**Available records:**
____
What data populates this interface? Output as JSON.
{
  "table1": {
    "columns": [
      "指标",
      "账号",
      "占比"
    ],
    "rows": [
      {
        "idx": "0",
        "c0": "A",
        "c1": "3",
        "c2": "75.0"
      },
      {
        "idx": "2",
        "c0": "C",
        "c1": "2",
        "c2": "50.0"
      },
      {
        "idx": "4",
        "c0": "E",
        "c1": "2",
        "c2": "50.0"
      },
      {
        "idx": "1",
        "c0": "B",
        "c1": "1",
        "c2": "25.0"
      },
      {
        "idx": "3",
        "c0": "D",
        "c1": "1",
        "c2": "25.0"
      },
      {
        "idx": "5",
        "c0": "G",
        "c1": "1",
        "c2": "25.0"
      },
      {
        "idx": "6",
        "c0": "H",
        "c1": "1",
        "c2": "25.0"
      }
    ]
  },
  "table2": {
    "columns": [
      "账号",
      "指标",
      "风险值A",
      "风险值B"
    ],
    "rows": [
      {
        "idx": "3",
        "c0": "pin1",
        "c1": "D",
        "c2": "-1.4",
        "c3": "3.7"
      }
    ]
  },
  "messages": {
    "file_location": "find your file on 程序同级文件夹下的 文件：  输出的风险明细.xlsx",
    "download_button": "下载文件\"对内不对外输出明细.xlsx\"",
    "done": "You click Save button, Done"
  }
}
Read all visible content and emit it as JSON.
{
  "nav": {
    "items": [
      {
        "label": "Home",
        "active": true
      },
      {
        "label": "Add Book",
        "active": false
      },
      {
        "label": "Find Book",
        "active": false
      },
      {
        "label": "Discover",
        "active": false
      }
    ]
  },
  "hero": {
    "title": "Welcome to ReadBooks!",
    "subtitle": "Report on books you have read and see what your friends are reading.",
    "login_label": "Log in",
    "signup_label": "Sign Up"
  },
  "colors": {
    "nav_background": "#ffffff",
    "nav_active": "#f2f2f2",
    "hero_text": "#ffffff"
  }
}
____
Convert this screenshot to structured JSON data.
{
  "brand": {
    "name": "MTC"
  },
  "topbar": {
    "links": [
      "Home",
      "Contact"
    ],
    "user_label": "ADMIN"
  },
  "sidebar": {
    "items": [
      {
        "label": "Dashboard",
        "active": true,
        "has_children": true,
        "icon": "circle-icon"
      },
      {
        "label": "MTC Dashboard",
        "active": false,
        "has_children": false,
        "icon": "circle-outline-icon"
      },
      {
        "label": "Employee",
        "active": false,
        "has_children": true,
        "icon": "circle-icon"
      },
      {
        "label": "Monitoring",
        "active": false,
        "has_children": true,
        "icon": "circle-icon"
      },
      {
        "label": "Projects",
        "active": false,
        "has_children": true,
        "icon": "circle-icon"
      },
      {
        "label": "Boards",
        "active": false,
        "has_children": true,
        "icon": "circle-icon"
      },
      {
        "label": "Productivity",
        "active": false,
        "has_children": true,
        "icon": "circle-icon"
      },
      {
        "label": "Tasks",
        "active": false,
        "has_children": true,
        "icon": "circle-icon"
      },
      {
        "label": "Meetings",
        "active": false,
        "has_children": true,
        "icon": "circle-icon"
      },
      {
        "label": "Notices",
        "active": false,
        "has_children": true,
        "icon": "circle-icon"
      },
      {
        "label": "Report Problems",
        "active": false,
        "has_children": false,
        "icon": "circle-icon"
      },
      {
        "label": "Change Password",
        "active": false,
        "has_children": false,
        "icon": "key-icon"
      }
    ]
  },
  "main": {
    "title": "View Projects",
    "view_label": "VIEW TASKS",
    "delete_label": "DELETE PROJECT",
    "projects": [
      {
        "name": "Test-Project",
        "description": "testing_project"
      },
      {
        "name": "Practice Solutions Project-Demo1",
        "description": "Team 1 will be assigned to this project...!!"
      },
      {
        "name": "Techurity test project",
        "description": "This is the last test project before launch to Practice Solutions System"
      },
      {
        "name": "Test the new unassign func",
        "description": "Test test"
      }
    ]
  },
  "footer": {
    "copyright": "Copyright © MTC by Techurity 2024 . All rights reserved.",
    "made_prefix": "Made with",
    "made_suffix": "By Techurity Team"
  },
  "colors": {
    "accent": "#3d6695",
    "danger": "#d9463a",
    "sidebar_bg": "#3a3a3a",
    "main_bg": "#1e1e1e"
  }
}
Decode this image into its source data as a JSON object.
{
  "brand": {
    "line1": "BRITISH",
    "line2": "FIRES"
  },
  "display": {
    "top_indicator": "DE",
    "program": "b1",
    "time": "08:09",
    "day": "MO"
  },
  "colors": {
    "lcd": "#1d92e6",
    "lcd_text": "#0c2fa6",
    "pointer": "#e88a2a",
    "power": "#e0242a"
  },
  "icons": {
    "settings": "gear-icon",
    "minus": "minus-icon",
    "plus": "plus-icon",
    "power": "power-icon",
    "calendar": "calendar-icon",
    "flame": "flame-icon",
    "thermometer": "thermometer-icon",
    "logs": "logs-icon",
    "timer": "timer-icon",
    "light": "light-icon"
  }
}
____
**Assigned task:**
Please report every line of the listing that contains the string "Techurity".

**Output below:**
        "name": "Techurity test project",
    "copyright": "Copyright © MTC by Techurity 2024 . All rights reserved.",
    "made_suffix": "By Techurity Team"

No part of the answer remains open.